**Required action:** Only lines containing the word "Home" are needed; pull them out of the material.

###

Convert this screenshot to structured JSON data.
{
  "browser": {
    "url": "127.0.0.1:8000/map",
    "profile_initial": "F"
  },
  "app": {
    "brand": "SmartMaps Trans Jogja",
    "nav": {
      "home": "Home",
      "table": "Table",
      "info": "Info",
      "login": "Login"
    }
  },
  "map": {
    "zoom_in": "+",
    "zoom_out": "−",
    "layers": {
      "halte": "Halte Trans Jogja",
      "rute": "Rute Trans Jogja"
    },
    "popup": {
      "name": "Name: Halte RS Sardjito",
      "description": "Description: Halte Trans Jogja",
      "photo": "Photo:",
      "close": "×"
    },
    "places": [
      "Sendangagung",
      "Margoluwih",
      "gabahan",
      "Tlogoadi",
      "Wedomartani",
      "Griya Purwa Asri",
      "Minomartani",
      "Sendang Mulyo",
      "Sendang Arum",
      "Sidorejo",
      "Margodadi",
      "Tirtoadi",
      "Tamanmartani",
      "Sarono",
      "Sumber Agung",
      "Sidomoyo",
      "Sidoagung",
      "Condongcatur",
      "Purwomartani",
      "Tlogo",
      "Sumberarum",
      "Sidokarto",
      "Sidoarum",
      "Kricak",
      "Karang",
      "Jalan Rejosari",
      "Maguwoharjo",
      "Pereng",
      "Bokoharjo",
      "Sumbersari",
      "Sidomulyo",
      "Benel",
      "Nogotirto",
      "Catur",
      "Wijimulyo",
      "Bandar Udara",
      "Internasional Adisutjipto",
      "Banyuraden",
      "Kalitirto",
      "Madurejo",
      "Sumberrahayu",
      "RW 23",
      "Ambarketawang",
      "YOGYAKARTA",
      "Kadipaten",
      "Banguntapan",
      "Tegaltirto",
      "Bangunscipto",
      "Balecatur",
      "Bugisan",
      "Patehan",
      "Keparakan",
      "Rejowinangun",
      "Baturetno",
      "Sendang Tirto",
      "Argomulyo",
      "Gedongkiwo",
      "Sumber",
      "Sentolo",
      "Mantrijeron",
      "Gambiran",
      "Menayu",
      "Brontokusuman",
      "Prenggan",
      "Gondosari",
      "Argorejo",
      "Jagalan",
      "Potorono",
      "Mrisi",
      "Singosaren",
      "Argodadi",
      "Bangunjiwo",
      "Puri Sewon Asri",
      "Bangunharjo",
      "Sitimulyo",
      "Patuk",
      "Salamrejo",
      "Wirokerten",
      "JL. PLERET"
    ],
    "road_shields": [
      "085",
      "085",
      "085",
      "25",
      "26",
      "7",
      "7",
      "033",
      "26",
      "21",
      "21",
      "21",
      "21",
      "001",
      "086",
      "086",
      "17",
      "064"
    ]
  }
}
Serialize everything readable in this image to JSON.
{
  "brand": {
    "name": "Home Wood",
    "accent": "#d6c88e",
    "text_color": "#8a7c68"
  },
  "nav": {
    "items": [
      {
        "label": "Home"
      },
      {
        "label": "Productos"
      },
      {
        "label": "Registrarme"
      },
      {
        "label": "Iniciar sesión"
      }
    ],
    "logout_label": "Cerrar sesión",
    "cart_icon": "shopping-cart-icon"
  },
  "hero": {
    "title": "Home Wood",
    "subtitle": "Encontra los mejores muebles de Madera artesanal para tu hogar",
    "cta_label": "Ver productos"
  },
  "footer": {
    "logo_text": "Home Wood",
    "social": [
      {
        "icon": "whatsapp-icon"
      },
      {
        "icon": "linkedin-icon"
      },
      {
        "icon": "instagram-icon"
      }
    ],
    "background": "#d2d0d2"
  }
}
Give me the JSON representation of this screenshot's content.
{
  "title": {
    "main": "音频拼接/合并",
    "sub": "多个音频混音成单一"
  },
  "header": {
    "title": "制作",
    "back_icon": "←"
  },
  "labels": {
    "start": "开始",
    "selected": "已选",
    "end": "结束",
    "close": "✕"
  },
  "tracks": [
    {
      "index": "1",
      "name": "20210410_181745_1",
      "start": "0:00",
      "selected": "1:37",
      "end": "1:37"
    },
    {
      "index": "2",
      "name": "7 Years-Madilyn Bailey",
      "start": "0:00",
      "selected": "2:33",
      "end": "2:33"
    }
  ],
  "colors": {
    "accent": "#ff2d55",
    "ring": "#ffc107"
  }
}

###

**Response for this exercise:**
      "home": "Home",
    "name": "Home Wood",
        "label": "Home"
    "title": "Home Wood",
    "logo_text": "Home Wood",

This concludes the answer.